In the WP3 workshop in Ljubljana in 2016, it was agreed that a logical sieve assessment (developed originally by Ritz et al. 2009 and used by Stone et al. for a similar exercise in 2015) would be performed by the expert task teams for the soil functions to evaluate which attributes contribute to the regulation of the five soil functions. The logical sieve was developed in conjunction with WP3 leaders to first ensure that the sieve not only evaluated the importance of an attribute to a particular soil function and in a second phase also meets the logistical requirements for method deployment in the field and laboratory as well as the development of standardized methods to date. This process allowed us to categorise the top 20 attributes associated with each soil function and select those attributes which were pivotal to more than one soil function. This provided the basis of the sampling schema for indicator selection and is a major component of the paper of Van Leeuwen et al. 2018 on Gap assessment in current soil monitoring networks across Europe for measuring soil functions. The team have communicated with all member states, where possible, to ask for details of existing monitoring programmes at a national scale. Representatives from twenty-eight countries were contacted and we received detailed information back from twelve countries.
We are now assessing if these attributes are truly indicative of the five soil functions and therefore of relevance to the final indicator selection for this Task. In addition, the spatial design of the sampling strategy is currently under review. However, it has been agreed with the EC JRC that the sampling schema should where possible be aligned to existing monitoring systems available in Europe. Such a system includes the EC LUCAS -SOIL monitoring schema, which samples approximately 20,000 sites across Europe in association with the Land Use and Cover Arial Survey (LUCAS). The sampling of these sites is currently focussed on chemical and physical soil properties in the topsoil. LANDMARK is working with JRC to optimise the use of the LUCAS survey to specifically include measures of /or which describe the regulation of the five soil functions.
Testing and evaluation of monitoring schema (task 5.4)
Led by Prof Rachel Creamer (WUR2). The sampling team consists of Dr Jeroen van Leeuwen (WUR 2 ), Marie Zwetsloot(WUR) Henk Martens (WUR 2 ), Ekatherina Vasquez Zambrano (WUR 2 ) and Dr Iolanda Simó (Smart Soil & Land).
In this task, we tested and validated the indicators (attributes) selected at 94 sites across Europe, based on a soil type x land-use matrix for the major climatic zones of Europe.
We utilised the Environmental Stratification of Europe in Environmental Zones by Metzger et al. (2005) and Jongman et al. (2006) as the basis for climatic zone selection. From this map, the following 6 climate zones have been identified for the testing and validation phase: Atlantic North, Atlantic Central, Continental, Alpine south, Mediterranean north and Pannonian.

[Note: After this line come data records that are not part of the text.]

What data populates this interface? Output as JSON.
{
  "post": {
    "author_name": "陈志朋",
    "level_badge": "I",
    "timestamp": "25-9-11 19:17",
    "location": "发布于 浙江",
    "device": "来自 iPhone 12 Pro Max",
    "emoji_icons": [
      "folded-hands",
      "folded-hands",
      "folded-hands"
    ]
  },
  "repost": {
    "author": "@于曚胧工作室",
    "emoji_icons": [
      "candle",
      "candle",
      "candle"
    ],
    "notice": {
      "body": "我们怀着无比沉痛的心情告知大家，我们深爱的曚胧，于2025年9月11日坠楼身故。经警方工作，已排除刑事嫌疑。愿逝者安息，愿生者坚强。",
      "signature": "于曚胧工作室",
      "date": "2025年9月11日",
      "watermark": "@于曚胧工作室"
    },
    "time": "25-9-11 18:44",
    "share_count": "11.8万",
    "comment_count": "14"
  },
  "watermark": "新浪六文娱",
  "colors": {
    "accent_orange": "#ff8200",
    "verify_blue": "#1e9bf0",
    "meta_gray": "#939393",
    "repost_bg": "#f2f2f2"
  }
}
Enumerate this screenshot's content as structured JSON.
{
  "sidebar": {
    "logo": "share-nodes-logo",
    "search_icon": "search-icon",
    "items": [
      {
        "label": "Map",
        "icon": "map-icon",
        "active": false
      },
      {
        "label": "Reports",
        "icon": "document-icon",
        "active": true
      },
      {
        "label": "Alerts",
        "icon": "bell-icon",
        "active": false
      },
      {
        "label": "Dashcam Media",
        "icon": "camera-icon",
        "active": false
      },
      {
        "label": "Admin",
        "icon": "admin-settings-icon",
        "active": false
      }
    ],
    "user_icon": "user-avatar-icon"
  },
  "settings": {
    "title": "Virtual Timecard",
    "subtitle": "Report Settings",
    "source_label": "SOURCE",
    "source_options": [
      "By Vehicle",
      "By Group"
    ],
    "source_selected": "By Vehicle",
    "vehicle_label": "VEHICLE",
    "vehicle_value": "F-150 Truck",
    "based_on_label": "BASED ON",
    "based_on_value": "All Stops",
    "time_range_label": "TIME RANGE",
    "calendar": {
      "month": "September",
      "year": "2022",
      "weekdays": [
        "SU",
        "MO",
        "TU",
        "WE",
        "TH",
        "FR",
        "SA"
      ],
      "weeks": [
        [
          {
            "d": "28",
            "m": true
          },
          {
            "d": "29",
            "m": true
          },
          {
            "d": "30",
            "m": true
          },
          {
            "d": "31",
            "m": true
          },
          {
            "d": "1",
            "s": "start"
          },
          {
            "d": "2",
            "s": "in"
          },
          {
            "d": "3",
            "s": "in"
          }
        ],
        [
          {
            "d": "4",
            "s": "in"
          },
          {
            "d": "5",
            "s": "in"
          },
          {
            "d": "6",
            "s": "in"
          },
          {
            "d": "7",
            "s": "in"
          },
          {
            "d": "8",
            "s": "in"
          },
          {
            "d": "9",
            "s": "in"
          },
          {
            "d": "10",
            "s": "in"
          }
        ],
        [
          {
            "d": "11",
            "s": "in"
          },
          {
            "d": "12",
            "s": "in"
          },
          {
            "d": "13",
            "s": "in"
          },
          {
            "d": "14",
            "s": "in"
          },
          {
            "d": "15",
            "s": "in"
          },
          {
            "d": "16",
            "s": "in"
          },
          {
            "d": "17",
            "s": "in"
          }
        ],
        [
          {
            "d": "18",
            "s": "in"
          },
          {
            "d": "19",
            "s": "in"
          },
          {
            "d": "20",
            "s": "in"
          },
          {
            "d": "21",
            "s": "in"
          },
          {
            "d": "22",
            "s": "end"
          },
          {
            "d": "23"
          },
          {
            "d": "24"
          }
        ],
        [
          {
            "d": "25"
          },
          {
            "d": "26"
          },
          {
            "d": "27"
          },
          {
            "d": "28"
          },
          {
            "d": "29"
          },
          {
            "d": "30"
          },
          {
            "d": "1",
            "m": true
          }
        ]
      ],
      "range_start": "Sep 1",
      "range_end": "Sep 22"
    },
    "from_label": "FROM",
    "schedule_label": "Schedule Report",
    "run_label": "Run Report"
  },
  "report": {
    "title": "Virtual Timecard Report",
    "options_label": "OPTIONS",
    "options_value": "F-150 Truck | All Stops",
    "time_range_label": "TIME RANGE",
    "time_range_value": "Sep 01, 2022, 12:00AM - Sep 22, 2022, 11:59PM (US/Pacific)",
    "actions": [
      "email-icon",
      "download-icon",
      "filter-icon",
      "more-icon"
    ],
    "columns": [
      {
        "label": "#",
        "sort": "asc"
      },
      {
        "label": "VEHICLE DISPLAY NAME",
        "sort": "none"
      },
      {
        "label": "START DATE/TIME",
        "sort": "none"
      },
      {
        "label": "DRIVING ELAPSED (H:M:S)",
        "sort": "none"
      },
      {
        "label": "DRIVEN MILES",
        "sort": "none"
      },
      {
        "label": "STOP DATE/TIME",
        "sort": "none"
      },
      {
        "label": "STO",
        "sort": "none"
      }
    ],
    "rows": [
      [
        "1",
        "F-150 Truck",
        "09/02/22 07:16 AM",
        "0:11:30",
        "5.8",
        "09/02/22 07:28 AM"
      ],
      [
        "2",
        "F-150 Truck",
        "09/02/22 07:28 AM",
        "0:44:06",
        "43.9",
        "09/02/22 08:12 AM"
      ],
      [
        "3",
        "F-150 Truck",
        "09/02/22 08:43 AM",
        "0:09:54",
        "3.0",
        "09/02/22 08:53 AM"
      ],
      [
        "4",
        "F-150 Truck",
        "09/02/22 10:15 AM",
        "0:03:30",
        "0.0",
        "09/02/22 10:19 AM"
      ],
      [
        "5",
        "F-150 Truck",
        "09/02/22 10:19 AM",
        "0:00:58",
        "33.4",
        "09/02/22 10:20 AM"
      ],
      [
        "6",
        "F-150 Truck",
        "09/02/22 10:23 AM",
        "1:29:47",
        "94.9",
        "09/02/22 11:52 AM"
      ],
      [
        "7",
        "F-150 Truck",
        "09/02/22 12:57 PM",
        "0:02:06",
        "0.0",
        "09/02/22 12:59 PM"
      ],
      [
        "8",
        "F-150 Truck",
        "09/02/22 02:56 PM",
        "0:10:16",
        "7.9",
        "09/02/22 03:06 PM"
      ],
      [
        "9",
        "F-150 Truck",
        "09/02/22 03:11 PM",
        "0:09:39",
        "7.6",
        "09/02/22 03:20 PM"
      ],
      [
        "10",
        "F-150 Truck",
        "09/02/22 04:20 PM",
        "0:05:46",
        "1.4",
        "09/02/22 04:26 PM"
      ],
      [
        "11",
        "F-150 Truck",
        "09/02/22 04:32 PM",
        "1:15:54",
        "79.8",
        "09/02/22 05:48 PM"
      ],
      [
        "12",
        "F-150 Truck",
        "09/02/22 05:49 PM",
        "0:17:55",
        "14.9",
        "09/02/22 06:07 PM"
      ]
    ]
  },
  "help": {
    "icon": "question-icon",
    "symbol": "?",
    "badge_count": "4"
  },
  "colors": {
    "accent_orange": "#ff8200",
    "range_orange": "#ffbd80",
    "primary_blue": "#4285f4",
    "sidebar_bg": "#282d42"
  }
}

All of these climate zones have LANDMARK partners situated within them, to support and host the sampling team.
Example of sampling exercise at Site n1. Villadose di Rovigo, Italy.
|1×1 m plot – 50x50x50cm pit
|| Infiltration capacity
The field campaign for the testing phase involved the following countries:
|France||INRA , UNILASALLE , Conservatoire d’espaces naturels Normandie Seine||May 2018|
|Italy : Emilia-Romagna Region, Mantova Province, Alto Adige Province and Veneto Region.||UNIPARMA||April – May 2018|
|Romania||CLUJ-NAPOCA||April – May 2018|
|Spain||Agro-Igualda , Pirenaica Cooperative||April 2018|
|The Netherlands||RIVM||May 2018|
Figure 2. Map describing the number of sampled points per: land use, climatic zone and diagnostic horizon.